Exactly one month later, he turned those 139 characters into action.
The Mets prospect took a one-hitter into the ninth and fell one out shy of a complete game Saturday before Class Advanced St. Lucie dropped a 2-1, 12-inning decision to Charlotte.
It was the longest outing of Huchingson's three-year Minor League career and easily his best of the second half of the season. After going 5-4 with a 2.83 ERA and earning a Florida State League All-Star nod, he was 2-3 with a 6.86 ERA in the second half.
As the poor outings began to pile up, Huchingson admitted he let the struggles go to his head in the worst way.
"I went through a real mental spell there," he said. "I wasn't locked in mentally really at all.
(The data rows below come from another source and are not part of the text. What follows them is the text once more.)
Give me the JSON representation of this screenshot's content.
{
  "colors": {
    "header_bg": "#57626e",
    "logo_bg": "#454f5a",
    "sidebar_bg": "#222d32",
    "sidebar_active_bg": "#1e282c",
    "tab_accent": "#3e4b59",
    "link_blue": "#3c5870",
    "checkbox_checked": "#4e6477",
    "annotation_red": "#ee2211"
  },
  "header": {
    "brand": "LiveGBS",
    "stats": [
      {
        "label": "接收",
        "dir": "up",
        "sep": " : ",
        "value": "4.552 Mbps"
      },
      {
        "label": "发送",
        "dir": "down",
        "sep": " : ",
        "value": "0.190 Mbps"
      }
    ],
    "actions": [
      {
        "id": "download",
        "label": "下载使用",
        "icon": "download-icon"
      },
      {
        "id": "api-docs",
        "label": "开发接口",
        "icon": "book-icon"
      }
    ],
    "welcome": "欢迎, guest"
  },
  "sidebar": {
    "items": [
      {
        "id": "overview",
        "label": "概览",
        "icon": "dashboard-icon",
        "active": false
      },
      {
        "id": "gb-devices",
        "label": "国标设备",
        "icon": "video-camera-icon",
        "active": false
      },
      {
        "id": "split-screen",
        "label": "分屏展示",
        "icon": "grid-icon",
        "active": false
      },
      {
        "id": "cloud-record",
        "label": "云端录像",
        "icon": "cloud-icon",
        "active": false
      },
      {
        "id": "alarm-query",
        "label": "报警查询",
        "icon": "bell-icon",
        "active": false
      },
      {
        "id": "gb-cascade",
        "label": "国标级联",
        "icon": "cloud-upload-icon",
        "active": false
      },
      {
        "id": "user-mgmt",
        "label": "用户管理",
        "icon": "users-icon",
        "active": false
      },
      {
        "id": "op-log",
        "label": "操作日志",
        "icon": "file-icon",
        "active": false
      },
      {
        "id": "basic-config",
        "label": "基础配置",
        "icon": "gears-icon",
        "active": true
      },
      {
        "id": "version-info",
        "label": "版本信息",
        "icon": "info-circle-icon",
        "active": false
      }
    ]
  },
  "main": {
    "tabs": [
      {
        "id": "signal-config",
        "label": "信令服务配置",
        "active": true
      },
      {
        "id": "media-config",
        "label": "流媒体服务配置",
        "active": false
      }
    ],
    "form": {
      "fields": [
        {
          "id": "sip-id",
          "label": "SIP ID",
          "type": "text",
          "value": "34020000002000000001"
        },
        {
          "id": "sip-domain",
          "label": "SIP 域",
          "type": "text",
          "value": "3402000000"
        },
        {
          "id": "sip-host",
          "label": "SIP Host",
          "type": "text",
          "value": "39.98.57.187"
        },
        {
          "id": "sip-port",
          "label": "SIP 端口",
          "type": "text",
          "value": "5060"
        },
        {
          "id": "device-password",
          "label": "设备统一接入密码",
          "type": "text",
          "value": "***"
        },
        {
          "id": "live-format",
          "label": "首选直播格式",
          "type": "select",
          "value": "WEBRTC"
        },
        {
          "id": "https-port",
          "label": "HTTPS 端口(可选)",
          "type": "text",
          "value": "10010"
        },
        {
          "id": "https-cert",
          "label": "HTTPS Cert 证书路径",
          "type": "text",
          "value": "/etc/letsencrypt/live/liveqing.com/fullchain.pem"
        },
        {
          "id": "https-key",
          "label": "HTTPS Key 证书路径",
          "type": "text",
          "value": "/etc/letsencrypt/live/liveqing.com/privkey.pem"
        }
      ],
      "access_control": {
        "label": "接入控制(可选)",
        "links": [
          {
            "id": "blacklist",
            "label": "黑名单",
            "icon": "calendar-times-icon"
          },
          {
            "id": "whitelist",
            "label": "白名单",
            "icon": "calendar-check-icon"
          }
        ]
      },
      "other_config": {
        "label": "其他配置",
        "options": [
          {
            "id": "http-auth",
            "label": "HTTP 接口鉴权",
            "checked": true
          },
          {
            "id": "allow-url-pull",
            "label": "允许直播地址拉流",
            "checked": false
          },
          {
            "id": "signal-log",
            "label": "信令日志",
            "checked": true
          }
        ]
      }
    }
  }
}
Everything just got to me. It's not like I was trying to let that happen and I'm not saying I wasn't lagging physically, either. But I was bouncing from a lot of games early, and I've spent a lot of time on the mental aspect of the game. I'm focusing on what I can control. That's it."
The 23-year-old left-hander, who saw sports psychologists to deal with his problem, had control for most of Saturday's game.
After giving up a leadoff single to Robby Price in the first inning, he retired 23 of the next 24 batters. Riccio Torrez was the only Stone Crab to reach during that span, getting aboard on third baseman Aderlin Rodriguez's throwing error in the fifth.
The Arkansas native, who features a two-seam fastball, knuckle-curve, slider and changeup, lost the shutout in the ninth after allowing a single, a sacrifice, a groundout, a walk and another base hit. Todd Glaesmann's RBI single tied the game, 1-1, and ended Huchingson's night.
He was charged with one run on three hits and a walk while striking out three over 8 2/3 innings.
Glaesmann struck again in the 12th, launching a solo homer off reliever Jeffrey Walters to put the Stone Crabs in front.
Despite the loss, Huchingson's gem represented an improvement from his previous outing on Sunday, when he surrendered four runs on a season-high 12 hits in seven innings against the same Charlotte squad.
The difference between the two starts surprised even the man behind them.
"I didn't really do anything differently today than last time out, to be honest," Huchingson said. "These Stone Crabs, they're a tough team to strike out. I knew that, but I didn't really look to change anything. It just felt like balls that found a hole last time were hit right at guys. It could've caused some trouble, but my defense and my catcher [Blake Forsythe] really helped me out today."
Whether it's been luck, a change in mind-set or the more likely combination of both, the numbers are beginning to turn back in Huchingson's favor. He lowered his ERA in four August starts to 2.60 -- his best mark in any month since April.
That type of month has given the Mets prospect a little optimism that he's proved something -- to his opponents, to his coaches and, most importantly, to himself.
"It's been a pretty good year, I'd say," Huchingson said. "It's obviously been a battle, but I know it's made me stronger as a pitcher and a player in general. Last year in [Class A], I didn't have as many tough situations. But having gone through that this year, it makes you want to show a little more the next time, and I feel like I'm doing that."